"We've been doing a lot of work at my home studio with synthesizers and scoring programs with sound libraries attached," Weir explained. "We talk down the arrangements and then mock them up. Along the way, I have to learn Italian because the spoken language of symphonic music is in Italian. Don't have to learn that much, but it's a fair bit."
The other half of the program will showcase Weir and four or five rock musicians from his bands - Furthur and Ratdog - playing improvisational pieces with the Grammy-nominated chamber group Quartet San Francisco as well as symphony musicians picked for their ability to improvise. The Dead pioneered improvisation in rock, but it's not all that common in classical music.
"Classical musicians often times do not improvise," Weir said. "They're technicians. But what I want to do is get some interaction happening. I want the soloists from the orchestra to be able to take off a little bit, if they can. And we're finding soloists who can improvise and do call and response and that kind of stuff. I've got a couple of instrumentalists I can trade licks with. We're hoping to salt that in there because I have not heard that done before."
Rock musicians collaborating with symphony orchestras has been done before, so this isn't groundbreaking in that sense. Sting is touring with a five-piece rock group and the 45-member Royal Philharmonic Concert Orchestra, which he calls "the biggest band I've ever had." What Rolling Stone calls his most exciting album in years, "Symphonicities," is a set of orchestral remakes of songs from his solo and Police repertoires.
And let's not forget Metallica's deafening 1999 collaboration with the San Francisco Symphony, which I described at the time as "like playing a Stradivarius with a chain saw."
"I've seen the Metallica-San Francisco Symphony video and learned things from it," Weir said. "I've learned that I don't think the band can play quite as loud as those guys were playing."
Stylistically, rock songs and symphonic pieces aren't as incongruous as you might suspect. Weir and his late partner in the Dead, Jerry Garcia, began as folk/bluegrass musicians, and many of the Dead's songs, particularly the ones written with lyricist Robert Hunter, are essentially electrified contemporary folk music.

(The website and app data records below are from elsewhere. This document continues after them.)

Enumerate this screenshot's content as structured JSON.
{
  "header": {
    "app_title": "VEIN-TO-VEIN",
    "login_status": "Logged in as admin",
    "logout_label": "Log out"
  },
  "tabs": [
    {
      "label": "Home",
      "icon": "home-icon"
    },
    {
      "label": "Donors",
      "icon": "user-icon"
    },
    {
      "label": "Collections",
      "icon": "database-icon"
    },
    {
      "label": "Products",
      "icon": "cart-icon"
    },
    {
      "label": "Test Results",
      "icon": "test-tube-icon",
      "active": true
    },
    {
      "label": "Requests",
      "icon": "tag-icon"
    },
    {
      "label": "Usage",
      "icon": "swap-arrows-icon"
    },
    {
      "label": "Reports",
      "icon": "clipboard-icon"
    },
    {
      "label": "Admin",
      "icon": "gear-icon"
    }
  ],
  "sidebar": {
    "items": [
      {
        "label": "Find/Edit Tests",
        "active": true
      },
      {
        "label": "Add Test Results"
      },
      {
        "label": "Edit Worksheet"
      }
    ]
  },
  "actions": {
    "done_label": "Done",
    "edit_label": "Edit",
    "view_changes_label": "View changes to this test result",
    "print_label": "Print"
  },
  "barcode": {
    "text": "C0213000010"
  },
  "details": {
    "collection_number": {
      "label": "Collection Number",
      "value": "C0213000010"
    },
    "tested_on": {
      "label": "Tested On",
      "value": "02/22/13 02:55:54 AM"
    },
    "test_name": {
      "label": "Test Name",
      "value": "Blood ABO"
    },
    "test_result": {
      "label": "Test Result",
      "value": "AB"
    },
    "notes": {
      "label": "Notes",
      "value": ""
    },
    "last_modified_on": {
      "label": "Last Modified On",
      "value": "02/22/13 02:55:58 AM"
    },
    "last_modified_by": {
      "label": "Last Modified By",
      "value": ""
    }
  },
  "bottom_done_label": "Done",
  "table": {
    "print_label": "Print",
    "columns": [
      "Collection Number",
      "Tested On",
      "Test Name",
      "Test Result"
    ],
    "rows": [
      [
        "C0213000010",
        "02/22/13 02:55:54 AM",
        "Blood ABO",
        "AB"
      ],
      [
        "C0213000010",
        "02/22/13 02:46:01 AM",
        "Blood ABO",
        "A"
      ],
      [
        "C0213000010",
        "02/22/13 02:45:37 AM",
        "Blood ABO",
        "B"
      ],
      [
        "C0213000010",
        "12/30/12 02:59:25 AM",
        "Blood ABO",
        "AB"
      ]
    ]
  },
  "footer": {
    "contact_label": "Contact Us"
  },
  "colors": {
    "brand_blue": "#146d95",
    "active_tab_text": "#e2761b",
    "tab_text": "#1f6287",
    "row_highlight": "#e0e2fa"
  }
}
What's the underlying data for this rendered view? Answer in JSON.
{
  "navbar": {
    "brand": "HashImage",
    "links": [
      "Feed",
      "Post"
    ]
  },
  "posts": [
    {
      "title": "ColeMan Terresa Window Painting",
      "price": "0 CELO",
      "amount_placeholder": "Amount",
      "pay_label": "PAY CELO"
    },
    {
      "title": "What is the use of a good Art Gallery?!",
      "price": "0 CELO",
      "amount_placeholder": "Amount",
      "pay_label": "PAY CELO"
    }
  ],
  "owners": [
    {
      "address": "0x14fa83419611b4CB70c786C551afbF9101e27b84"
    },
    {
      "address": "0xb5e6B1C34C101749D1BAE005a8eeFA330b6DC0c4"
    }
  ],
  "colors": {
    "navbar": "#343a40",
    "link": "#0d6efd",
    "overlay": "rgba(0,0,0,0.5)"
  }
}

"For hundreds of years, a great deal of classical music was flights of fancy that composers took on folk songs," Weir pointed out. "Bach was famous for that. So was Mozart." I would add Dvorak to that list, Copland, many others.
The symphony offered this gig to Weir and his Dead-Furthur bandmate, bassist Phil Lesh, who wasn't up for a daunting project. Whether Lesh will play on the night of the show is up in the air.
"I'm thinking of using two bass players, both of whom play for Ratdog," Weir said, mentioning stand-up bassist Rob Wasserman and electric bassist Robin Sylvester. "Lesh passed on the project early on, so what I'm trying to do is plump it up so that he can't refuse, but I've got some work to do."
After a successful summer tour with Lesh and Furthur, Weir's focus is on "First Fusion," and what the collaboration will do to open doors for future projects like it.
"If this goes well, I'm sure I'm going to have all kinds of offers from the Wolftraps and the pops orchestras back East," he predicted. "That will be fun, and that in turn could turn into more ambitious projects that would come back locally. But, for now, I'm pursuing it one step at a time."
IF YOU GO
What: "First Fusion," Bob Weir and the Marin Symphony
When: 8 p.m. Oct. 22
Where: Marin Veterans Memorial Auditorium, 10 Avenue of the Flags, San Rafael
Tickets: $50 to $350, on sale Sept. 1
Information: 499-6800; www.marinsymphony.orgOO play on- KEEP LISTENING
Thanks so much for playing some Robert Hunter Concerts on th GD channel. I saw him back in the 80's at My Fathers Place in Rosyln on Long Isand. It was quite a different take on the GD songs, i'm sure they were played the way he originally invisioned them. Thanks again David and Gary.